Roche (Basel, Switzerland) was name the sector leader in the pharmaceutical industry according to the 2010 results of the DJSI, which were released in September 2010. The DJSI evaluated 56 companies. Roche has been included in the DJSI (world index) since 2004 and was named the sector leader also in 2009. According to a Roche press release, Roche’s activities in the area of sustainability include decreasing its carbon footprint by reduction of energy consumption and improving energy efficiency. Other activities include involvement in local community charitable initiatives, remuneration, and benefit programs to recognize the value of its employees as well as to bring medically valuable and sustainable healthcare products and services to patients on a global basis

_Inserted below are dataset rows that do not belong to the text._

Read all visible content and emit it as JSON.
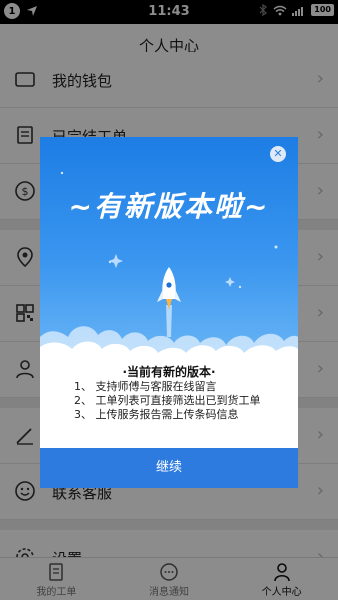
{
  "status_bar": {
    "notification_count": "1",
    "time": "11:43",
    "battery": "100"
  },
  "header": {
    "title": "个人中心"
  },
  "list": {
    "items": [
      {
        "label": "我的钱包",
        "icon": "wallet-icon"
      },
      {
        "label": "已完结工单",
        "icon": "document-icon"
      },
      {
        "label": "",
        "icon": "dollar-icon"
      },
      {
        "label": "",
        "icon": "location-icon"
      },
      {
        "label": "",
        "icon": "qr-code-icon"
      },
      {
        "label": "",
        "icon": "user-icon"
      },
      {
        "label": "",
        "icon": "edit-icon"
      },
      {
        "label": "联系客服",
        "icon": "smile-icon"
      },
      {
        "label": "设置",
        "icon": "gear-icon"
      }
    ]
  },
  "tabbar": {
    "tabs": [
      {
        "label": "我的工单",
        "icon": "document-icon"
      },
      {
        "label": "消息通知",
        "icon": "message-icon"
      },
      {
        "label": "个人中心",
        "icon": "user-icon",
        "active": true
      }
    ]
  },
  "dialog": {
    "title": "~有新版本啦~",
    "subtitle": "·当前有新的版本·",
    "items": [
      "1、 支持师傅与客服在线留言",
      "2、 工单列表可直接筛选出已到货工单",
      "3、 上传服务报告需上传条码信息"
    ],
    "button_label": "继续",
    "close_icon": "close-icon",
    "accent_color": "#2e7be0"
  }
}
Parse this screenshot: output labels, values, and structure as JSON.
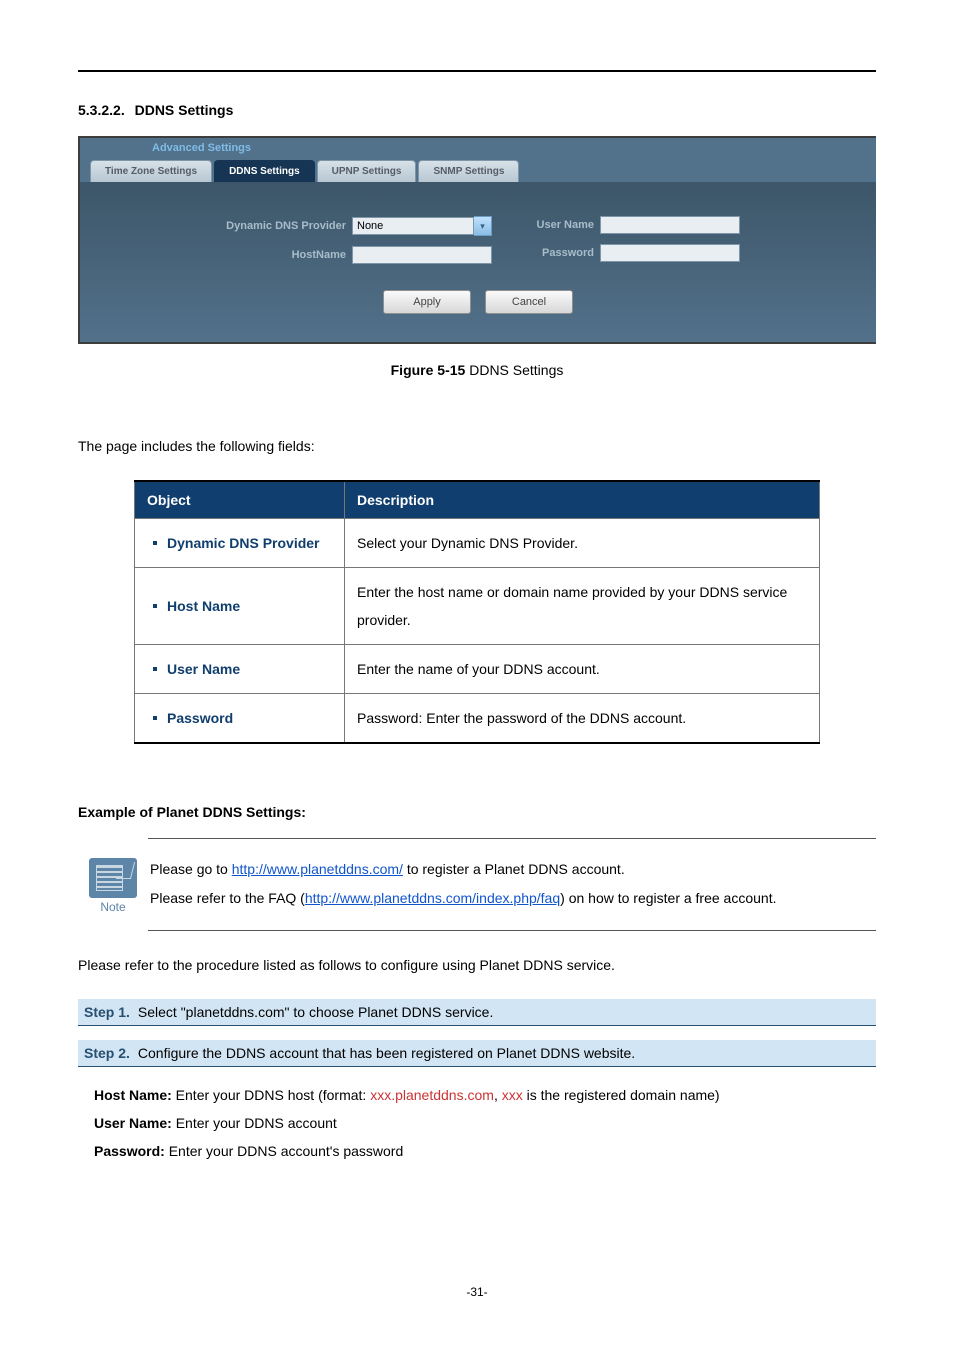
{
  "heading": {
    "number": "5.3.2.2.",
    "title": "DDNS Settings"
  },
  "screenshot": {
    "breadcrumb": "Advanced Settings",
    "tabs": [
      {
        "label": "Time Zone Settings",
        "active": false
      },
      {
        "label": "DDNS Settings",
        "active": true
      },
      {
        "label": "UPNP Settings",
        "active": false
      },
      {
        "label": "SNMP Settings",
        "active": false
      }
    ],
    "fields": {
      "provider_label": "Dynamic DNS Provider",
      "provider_value": "None",
      "hostname_label": "HostName",
      "hostname_value": "",
      "username_label": "User Name",
      "username_value": "",
      "password_label": "Password",
      "password_value": ""
    },
    "buttons": {
      "apply": "Apply",
      "cancel": "Cancel"
    }
  },
  "figure_caption": {
    "label": "Figure 5-15",
    "text": " DDNS Settings"
  },
  "intro_para": "The page includes the following fields:",
  "table": {
    "head": {
      "object": "Object",
      "description": "Description"
    },
    "rows": [
      {
        "object": "Dynamic DNS Provider",
        "description": "Select your Dynamic DNS Provider."
      },
      {
        "object": "Host Name",
        "description": "Enter the host name or domain name provided by your DDNS service provider."
      },
      {
        "object": "User Name",
        "description": "Enter the name of your DDNS account."
      },
      {
        "object": "Password",
        "description": "Password: Enter the password of the DDNS account."
      }
    ]
  },
  "example_heading": "Example of Planet DDNS Settings:",
  "note": {
    "label": "Note",
    "line1_pre": "Please go to ",
    "line1_link": "http://www.planetddns.com/",
    "line1_post": " to register a Planet DDNS account.",
    "line2_pre": "Please refer to the FAQ (",
    "line2_link": "http://www.planetddns.com/index.php/faq",
    "line2_post": ") on how to register a free account."
  },
  "procedure_para": "Please refer to the procedure listed as follows to configure using Planet DDNS service.",
  "steps": [
    {
      "label": "Step 1.",
      "text": "Select \"planetddns.com\" to choose Planet DDNS service."
    },
    {
      "label": "Step 2.",
      "text": "Configure the DDNS account that has been registered on Planet DDNS website."
    }
  ],
  "step2_details": {
    "host_label": "Host Name:",
    "host_pre": " Enter your DDNS host (format: ",
    "host_hl1": "xxx.planetddns.com",
    "host_mid": ", ",
    "host_hl2": "xxx",
    "host_post": " is the registered domain name)",
    "user_label": "User Name:",
    "user_text": " Enter your DDNS account",
    "pass_label": "Password:",
    "pass_text": " Enter your DDNS account's password"
  },
  "page_number": "-31-"
}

Also, named to the sustainability index were Abbott (Abbott Park, IL), AstraZeneca (London), CSL (Melbourne, Australia), Daiichi Sanyko (Tokyo), Eisai (Tokyo), GlaxoSmithKline (London), Johnson & Johnson (New Brunswick, NJ), Merck & Co. (Whitehouse Station, NJ), Novartis (Basel, Switzerland), Novo Nordisk (Denmark), sanofi-aventis (Paris), and Takeda (Osaka, Japan). Each of these companies was recognized in the DJSI on a worldwide basis and in the respective region in which the company is headquartered (i.e. United States, Europe, and Asia Pacific).
The DJSI evaluated 22 companies in the biotechnology industry and named Novozymes (Copenhagen, Denmark), a provider of enzymes and related technology. Novozymes led the biotechnology between 2000 and 2007 and again in 2009, according to a company press release. Novozymes earned an overall score of 84%, measured across 23 performance criteria, according to the company. Novozymes scored 100% for the company’s record in three out of four categories measuring environmental performance. It also scored well in stakeholder engagement and human capital development (both 100%) and customer relationship management (89%). Novozymes was recognized globally and in the European rankings.
Other biotechnology companies recognized in the DJSI were Biogen Idec (Cambridge, MA), Genzyme (Cambridge, MA), and Life Technologies (Carlsbad, CA), which provides tools and services for the biotechnology industry. These companies were recognized globally and respectively in their regional markets. Crucell (Leiden, The Netherlands) was recognized in European rankings.